In most cases, gingivitis is caused when bacterial plaque accumulates between and around your teeth. The accumulation can lead to deteriorated gingival tissue, which can ultimately create further complications such as tooth loss. However, gingivitis can also be caused by factors such as hormonal changes, diseases like cancer and diabetes, drug use, smoking, and your family history.
Signs That You May Have Gingivitis
Patients with gingivitis often have red, puffy gums—and your teeth may bleed whenever you brush your teeth. In some cases, gingivitis can be resolved through good oral health habits. Flossing your teeth, using an antiseptic mouthwash, and brushing more frequently and for a longer time can eliminate plaque and bacteria from your mouth.
You may also notice some of the following signs:
- tender, soft, or purple gums
- inflammation of the gums
- halitosis (bad breath)
- receding gum line
- bleeding when flossing
The Symptoms You’ll Experience
People with mild cases of gingivitis often don’t realize that they have the oral disease because they experience few symptoms. Because many of the signs of gingivitis can also indicate other oral health problems, people might fail to recognize the damage that gingivitis is having on their gums and teeth. It’s important to visit your dentist for regular checkups so that he or she can assess your risk of gingivitis and other forms of periodontal disease.
Treatment Options to Improve Your Oral Health
The effects of gingivitis are easy to reverse if the patient receives an early diagnosis and prompt treatment. Most situations require treatment at home and treatment from a dental professional. First, your dentist will remove plaque and tartar buildup through a process known as scaling. He or she will also help you develop an effective oral healthcare routine in order to ward off further problems with your gums. In some cases, you may need additional dental work so that you can properly maintain your oral hygiene. Dental problems such as crooked teeth or crowns that fit poorly can make it harder for you to effectively remove tartar and plaque from between your teeth and gums.
At home, you should maintain dedicated oral health habits to keep your teeth and gums in great shape. You should always brush at least twice per day and floss at least once per day without exceptions. You may also consider using additional tools like an antiseptic mouthwash, fluoridated toothpaste, tongue scraper, and electric toothbrush to get your mouth as clean as possible.
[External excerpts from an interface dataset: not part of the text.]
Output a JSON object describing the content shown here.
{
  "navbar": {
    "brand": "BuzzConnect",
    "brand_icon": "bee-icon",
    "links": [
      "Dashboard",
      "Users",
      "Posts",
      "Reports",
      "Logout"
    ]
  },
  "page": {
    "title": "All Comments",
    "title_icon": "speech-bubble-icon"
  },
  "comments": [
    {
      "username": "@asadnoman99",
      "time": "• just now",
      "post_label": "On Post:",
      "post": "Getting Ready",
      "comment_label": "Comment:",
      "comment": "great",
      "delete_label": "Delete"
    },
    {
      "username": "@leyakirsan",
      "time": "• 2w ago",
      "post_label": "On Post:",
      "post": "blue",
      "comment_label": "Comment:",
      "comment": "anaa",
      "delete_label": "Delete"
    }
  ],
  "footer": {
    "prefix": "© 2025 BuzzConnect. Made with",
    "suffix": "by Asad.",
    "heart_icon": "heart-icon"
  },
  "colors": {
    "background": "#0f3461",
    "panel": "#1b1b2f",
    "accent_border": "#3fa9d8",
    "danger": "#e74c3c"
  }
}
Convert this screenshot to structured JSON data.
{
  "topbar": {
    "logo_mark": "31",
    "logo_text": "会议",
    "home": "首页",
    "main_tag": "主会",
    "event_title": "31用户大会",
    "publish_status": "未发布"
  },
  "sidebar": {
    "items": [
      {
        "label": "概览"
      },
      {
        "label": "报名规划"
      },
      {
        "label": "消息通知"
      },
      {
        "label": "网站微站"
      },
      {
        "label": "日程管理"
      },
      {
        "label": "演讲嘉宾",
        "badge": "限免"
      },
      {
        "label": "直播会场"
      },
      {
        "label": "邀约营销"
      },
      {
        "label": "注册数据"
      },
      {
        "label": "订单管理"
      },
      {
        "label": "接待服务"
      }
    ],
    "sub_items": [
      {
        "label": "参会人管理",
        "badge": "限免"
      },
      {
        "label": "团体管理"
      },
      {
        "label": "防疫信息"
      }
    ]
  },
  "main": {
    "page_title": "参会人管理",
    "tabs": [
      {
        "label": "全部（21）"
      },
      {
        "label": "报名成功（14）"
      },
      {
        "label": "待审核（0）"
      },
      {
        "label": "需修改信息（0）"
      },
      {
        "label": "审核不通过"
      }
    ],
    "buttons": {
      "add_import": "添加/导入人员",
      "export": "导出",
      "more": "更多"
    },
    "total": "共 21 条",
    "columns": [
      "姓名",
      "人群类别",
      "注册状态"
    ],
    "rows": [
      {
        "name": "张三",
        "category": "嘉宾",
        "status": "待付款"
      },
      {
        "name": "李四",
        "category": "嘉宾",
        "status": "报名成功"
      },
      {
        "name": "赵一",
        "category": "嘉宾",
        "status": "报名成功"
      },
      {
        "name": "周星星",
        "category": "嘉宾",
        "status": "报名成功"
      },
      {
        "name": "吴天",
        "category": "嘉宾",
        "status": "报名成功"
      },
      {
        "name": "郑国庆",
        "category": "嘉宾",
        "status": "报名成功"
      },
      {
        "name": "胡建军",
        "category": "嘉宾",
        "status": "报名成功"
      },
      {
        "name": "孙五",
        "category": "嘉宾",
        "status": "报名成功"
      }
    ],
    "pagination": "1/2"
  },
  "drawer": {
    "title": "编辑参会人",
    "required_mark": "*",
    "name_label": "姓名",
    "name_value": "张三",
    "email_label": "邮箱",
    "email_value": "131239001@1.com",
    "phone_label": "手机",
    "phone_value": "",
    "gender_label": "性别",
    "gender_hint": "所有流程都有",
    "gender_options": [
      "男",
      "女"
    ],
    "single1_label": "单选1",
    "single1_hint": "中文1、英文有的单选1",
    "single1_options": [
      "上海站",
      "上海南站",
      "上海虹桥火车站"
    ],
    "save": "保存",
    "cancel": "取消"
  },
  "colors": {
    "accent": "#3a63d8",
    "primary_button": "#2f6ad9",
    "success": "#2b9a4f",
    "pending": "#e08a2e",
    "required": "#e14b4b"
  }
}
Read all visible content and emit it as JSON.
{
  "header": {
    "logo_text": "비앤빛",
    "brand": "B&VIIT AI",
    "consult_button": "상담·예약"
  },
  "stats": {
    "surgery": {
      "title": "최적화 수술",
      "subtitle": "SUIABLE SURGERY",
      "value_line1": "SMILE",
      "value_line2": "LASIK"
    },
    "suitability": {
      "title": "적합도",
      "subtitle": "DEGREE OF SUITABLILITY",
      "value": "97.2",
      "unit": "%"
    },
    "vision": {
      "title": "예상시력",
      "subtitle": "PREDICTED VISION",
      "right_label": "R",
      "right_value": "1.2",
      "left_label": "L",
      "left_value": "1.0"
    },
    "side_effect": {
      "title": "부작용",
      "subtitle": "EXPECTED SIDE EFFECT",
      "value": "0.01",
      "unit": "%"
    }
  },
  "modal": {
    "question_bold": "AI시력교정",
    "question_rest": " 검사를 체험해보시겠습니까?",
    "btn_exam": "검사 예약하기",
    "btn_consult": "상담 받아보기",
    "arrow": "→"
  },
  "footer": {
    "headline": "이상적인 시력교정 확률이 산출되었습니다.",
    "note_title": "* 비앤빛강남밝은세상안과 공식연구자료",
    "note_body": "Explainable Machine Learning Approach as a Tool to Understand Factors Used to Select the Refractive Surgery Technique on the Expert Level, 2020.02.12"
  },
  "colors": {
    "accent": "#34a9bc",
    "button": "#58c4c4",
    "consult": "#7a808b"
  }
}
By following a consistent oral healthcare routine and visiting your dentist every six months, you can prevent gingivitis and maintain a happy, healthy smile.
image by US Army Africa